Reviewed By: Linda J. Vorvick, MD, Medical Director, MEDEX Northwest Division of Physician Assistant Studies, University of Washington, School of Medicine. Also reviewed by David Zieve, MD, MHA, Medical Director, A.D.A.M., Inc.
The information provided herein should not be used during any medical emergency or for the diagnosis or treatment of any medical condition. A licensed medical professional should be consulted for diagnosis and treatment of any and all medical conditions. Links to other sites are provided for information only -- they do not constitute endorsements of those other sites. © 1997- A.D.A.M., Inc. Any duplication or distribution of the information contained herein is strictly prohibited.
adam.com


Back  |  Top
About Us
Contact Us
History
Mission
Locations & Directions
Quality Reports
Annual Reports
Honors & Awards
Community Health Needs
Assessment

Newsroom
Services
Brain & Spine
Cancer
Heart
Maternity
Orthopedics
Pulmonary
Sleep Medicine
Urgent Care
Women's Services
All Services
Patients & Visitors
Locations & Directions
Find a Physician
Tour St. Luke's
Patient & Visitor Information
Contact Us
Payment Options
Financial Assistance
Send a Card
Mammogram Appointments
Health Tools
My Personal Health
mystlukes
Spirit of Women
Health Information & Tools
Clinical Trials
Health Risk Assessments
Employer Programs -
Passport to Wellness

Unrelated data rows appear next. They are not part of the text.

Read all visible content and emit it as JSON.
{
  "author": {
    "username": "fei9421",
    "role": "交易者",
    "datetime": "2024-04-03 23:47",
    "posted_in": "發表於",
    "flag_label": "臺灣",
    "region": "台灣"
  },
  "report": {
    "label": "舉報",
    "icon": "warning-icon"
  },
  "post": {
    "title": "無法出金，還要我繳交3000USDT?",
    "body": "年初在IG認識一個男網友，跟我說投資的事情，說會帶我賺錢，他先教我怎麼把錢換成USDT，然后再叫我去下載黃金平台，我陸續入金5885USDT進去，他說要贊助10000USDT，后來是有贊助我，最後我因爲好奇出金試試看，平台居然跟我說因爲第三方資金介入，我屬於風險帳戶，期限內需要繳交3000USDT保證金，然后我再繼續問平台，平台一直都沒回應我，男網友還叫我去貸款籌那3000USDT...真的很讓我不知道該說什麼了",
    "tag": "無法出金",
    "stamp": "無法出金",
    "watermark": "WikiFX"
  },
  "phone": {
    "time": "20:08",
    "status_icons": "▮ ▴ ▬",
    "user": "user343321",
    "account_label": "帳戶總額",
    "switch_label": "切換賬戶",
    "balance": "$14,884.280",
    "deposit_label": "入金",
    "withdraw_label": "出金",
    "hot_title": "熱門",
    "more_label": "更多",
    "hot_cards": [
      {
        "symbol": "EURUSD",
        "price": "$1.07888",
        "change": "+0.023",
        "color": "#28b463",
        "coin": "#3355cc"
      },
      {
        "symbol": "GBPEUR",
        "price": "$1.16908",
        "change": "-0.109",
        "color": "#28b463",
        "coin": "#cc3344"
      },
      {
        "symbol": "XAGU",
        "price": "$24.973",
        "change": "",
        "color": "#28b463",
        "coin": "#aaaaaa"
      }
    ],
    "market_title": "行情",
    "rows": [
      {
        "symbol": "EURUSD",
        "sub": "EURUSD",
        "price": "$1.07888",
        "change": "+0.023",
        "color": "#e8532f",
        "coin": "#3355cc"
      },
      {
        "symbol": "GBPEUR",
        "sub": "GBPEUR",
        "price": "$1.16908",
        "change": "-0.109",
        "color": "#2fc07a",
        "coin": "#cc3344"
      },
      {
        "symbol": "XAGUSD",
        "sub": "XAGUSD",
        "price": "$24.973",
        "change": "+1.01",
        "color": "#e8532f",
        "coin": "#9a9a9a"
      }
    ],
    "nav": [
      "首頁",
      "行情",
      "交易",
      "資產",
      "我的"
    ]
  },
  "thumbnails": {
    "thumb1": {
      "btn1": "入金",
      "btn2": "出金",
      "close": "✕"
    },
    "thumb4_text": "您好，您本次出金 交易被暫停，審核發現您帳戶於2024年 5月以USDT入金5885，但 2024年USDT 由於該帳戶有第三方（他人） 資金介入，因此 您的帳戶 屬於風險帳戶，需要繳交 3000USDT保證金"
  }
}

Classes & Events
Classes & Events
Spirit of Women
Donate & Volunteer
Giving Opportunities
Volunteer
Physicians & Employees
For Physicians
Remote Access
Medical Residency Information
Pharmacy Residency Information
Physician CPOE Training
Careers
Careers
St. Luke's Hospital - 232 South Woods Mill Road - Chesterfield, MO 63017 Main Number: 314-434-1500 Emergency Dept: 314-205-6990 Patient Billing: 888-924-9200
Copyright © St. Luke's Hospital Website Terms and Conditions  |  Privacy Policy  |  Patient Notice of Privacy Policies PDF Sitemap St. Luke's Mobile